Growing up in Appledore was a sheer delight, unfortunately at the time we didn't realise it, but looking back on mine and my friends childhood, compared with children of today - ( where many restrictions that modern life brings both to children and parents are enforced.) We had a wonderful childhood with much freedom. We roamed in our little groups without any parental control to the beach, or  the park, or at Badstep (Lifeboat Slip) and when we were a little older even as far as the Copse. We would very often play at shops in the "Stone Houses" below the Park, the seaweed would be bunches of grapes, red stones would be meat and rounded pebbles would be potatoes. There was an iron ladder there from the beach up to the park, which we could make a hasty retreat on, in case the tide came in quicker than we expected, beside the ladder was a large painting of a donkey, what the reason for it being there was never explained to, it was done by a man named Jimmy Cox who had lived in Appledore for all of his life - apart from when he was at Sea and after his retirement was Pilot here for a while.  As children we played the type of games that developed our imaginations, which was a good thing as our parents could not afford to buy us many toys, but we didn't mind as we were all in the same boat.  Most of the clothes we wore were either passed down from older siblings or bought at jumble sales. but again we didn't mind as it was the same for our friends.  Our parents priority was to put as nourishing a food as they could afford on the table for us, to help create strong minds and bodies. Allotments were very popular at the time so many of us were fed fresh vegetables daily which helped with the household budget.  Few of our mothers' worked so were always at home when we came in from school and if some of them did work, it was usually a morning job which didn't interfere with coming home from school time.We also grew up in a very secure atmosphere, where if our mothers' on rare occasions knew they were not going to be at home at the end of the School day, there would always be someone waiting for us to explain where she had gone.
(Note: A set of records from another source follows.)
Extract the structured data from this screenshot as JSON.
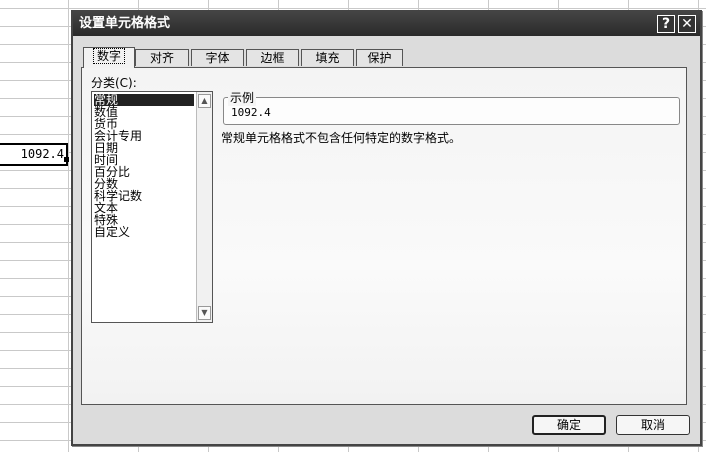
{
  "spreadsheet": {
    "cell_value": "1092.4"
  },
  "dialog": {
    "title": "设置单元格格式",
    "help_label": "?",
    "close_label": "✕",
    "tabs": [
      {
        "label": "数字",
        "active": true
      },
      {
        "label": "对齐",
        "active": false
      },
      {
        "label": "字体",
        "active": false
      },
      {
        "label": "边框",
        "active": false
      },
      {
        "label": "填充",
        "active": false
      },
      {
        "label": "保护",
        "active": false
      }
    ],
    "category_label": "分类(C):",
    "categories": [
      {
        "label": "常规",
        "selected": true
      },
      {
        "label": "数值",
        "selected": false
      },
      {
        "label": "货币",
        "selected": false
      },
      {
        "label": "会计专用",
        "selected": false
      },
      {
        "label": "日期",
        "selected": false
      },
      {
        "label": "时间",
        "selected": false
      },
      {
        "label": "百分比",
        "selected": false
      },
      {
        "label": "分数",
        "selected": false
      },
      {
        "label": "科学记数",
        "selected": false
      },
      {
        "label": "文本",
        "selected": false
      },
      {
        "label": "特殊",
        "selected": false
      },
      {
        "label": "自定义",
        "selected": false
      }
    ],
    "sample_label": "示例",
    "sample_value": "1092.4",
    "description": "常规单元格格式不包含任何特定的数字格式。",
    "ok_label": "确定",
    "cancel_label": "取消"
  }
}
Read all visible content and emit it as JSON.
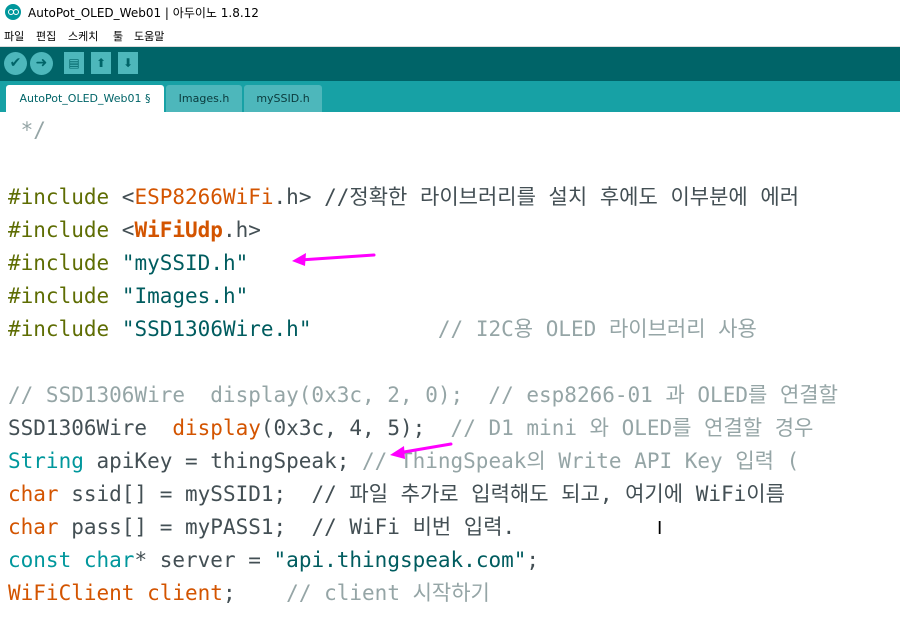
{
  "window": {
    "title": "AutoPot_OLED_Web01 | 아두이노 1.8.12"
  },
  "menu": [
    "파일",
    "편집",
    "스케치",
    "툴",
    "도움말"
  ],
  "toolbar": {
    "verify_icon": "✔",
    "upload_icon": "➜",
    "new_icon": "▤",
    "open_icon": "⬆",
    "save_icon": "⬇"
  },
  "tabs": [
    {
      "label": "AutoPot_OLED_Web01 §",
      "active": true
    },
    {
      "label": "Images.h",
      "active": false
    },
    {
      "label": "mySSID.h",
      "active": false
    }
  ],
  "code": {
    "l0": {
      "text": " */"
    },
    "l2": {
      "pre": "#include",
      "sp": " <",
      "lib": "ESP8266WiFi",
      "rest": ".h> ",
      "cmt": "//정확한 라이브러리를 설치 후에도 이부분에 에러"
    },
    "l3": {
      "pre": "#include",
      "sp": " <",
      "lib": "WiFiUdp",
      "rest": ".h>"
    },
    "l4": {
      "pre": "#include",
      "sp": " ",
      "str": "\"mySSID.h\""
    },
    "l5": {
      "pre": "#include",
      "sp": " ",
      "str": "\"Images.h\""
    },
    "l6": {
      "pre": "#include",
      "sp": " ",
      "str": "\"SSD1306Wire.h\"",
      "gap": "          ",
      "cmt": "// I2C용 OLED 라이브러리 사용"
    },
    "l8": {
      "cmt": "// SSD1306Wire  display(0x3c, 2, 0);  // esp8266-01 과 OLED를 연결할"
    },
    "l9": {
      "plain1": "SSD1306Wire  ",
      "fn": "display",
      "plain2": "(0x3c, 4, 5);  ",
      "cmt": "// D1 mini 와 OLED를 연결할 경우"
    },
    "l10": {
      "type": "String",
      "plain": " apiKey = thingSpeak; ",
      "cmt": "// ThingSpeak의 Write API Key 입력 ("
    },
    "l11": {
      "type": "char",
      "plain": " ssid[] = mySSID1;  ",
      "cmt": "// 파일 추가로 입력해도 되고, 여기에 WiFi이름"
    },
    "l12": {
      "type": "char",
      "plain": " pass[] = myPASS1;  ",
      "cmt": "// WiFi 비번 입력."
    },
    "l13": {
      "type1": "const",
      "sp": " ",
      "type2": "char",
      "plain": "* server = ",
      "str": "\"api.thingspeak.com\"",
      "end": ";"
    },
    "l14": {
      "lib1": "WiFiClient",
      "sp": " ",
      "lib2": "client",
      "plain": ";    ",
      "cmt": "// client 시작하기"
    }
  },
  "annotations": {
    "arrow_color": "#ff00ff"
  }
}
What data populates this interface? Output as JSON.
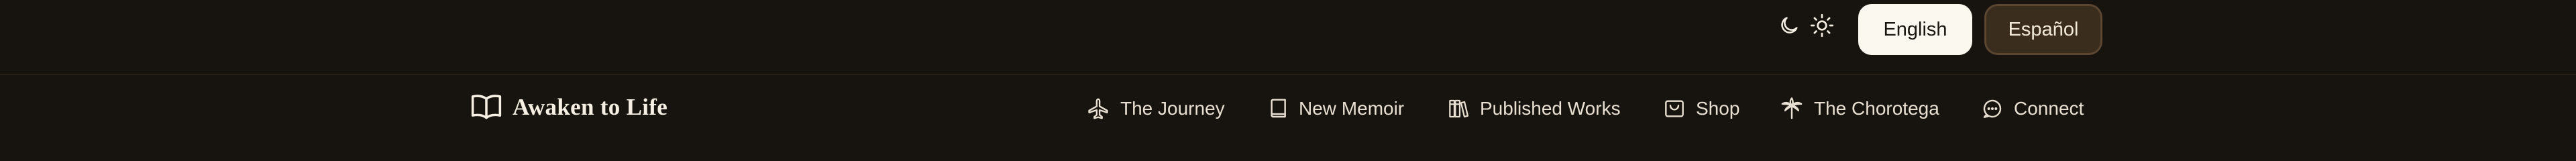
{
  "topbar": {
    "theme_icons": [
      "moon-icon",
      "sun-icon"
    ],
    "languages": [
      {
        "label": "English",
        "active": true
      },
      {
        "label": "Español",
        "active": false
      }
    ]
  },
  "brand": {
    "name": "Awaken to Life",
    "icon": "open-book-icon"
  },
  "nav": {
    "items": [
      {
        "label": "The Journey",
        "icon": "airplane-icon"
      },
      {
        "label": "New Memoir",
        "icon": "book-icon"
      },
      {
        "label": "Published Works",
        "icon": "books-icon"
      },
      {
        "label": "Shop",
        "icon": "shop-icon"
      },
      {
        "label": "The Chorotega",
        "icon": "palm-tree-icon"
      },
      {
        "label": "Connect",
        "icon": "chat-bubble-icon"
      }
    ]
  },
  "colors": {
    "background": "#17130e",
    "active_lang_bg": "#fbf8ef",
    "inactive_lang_bg": "#3a2d1e",
    "text": "#e8e0d2"
  }
}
In mine and my sisters' case it was Mrs Blackmore who lived opposite, she would usually be looking over her back wall waiting for us and telling us where our Mother had gone, and then taking us into her house until mother returned.............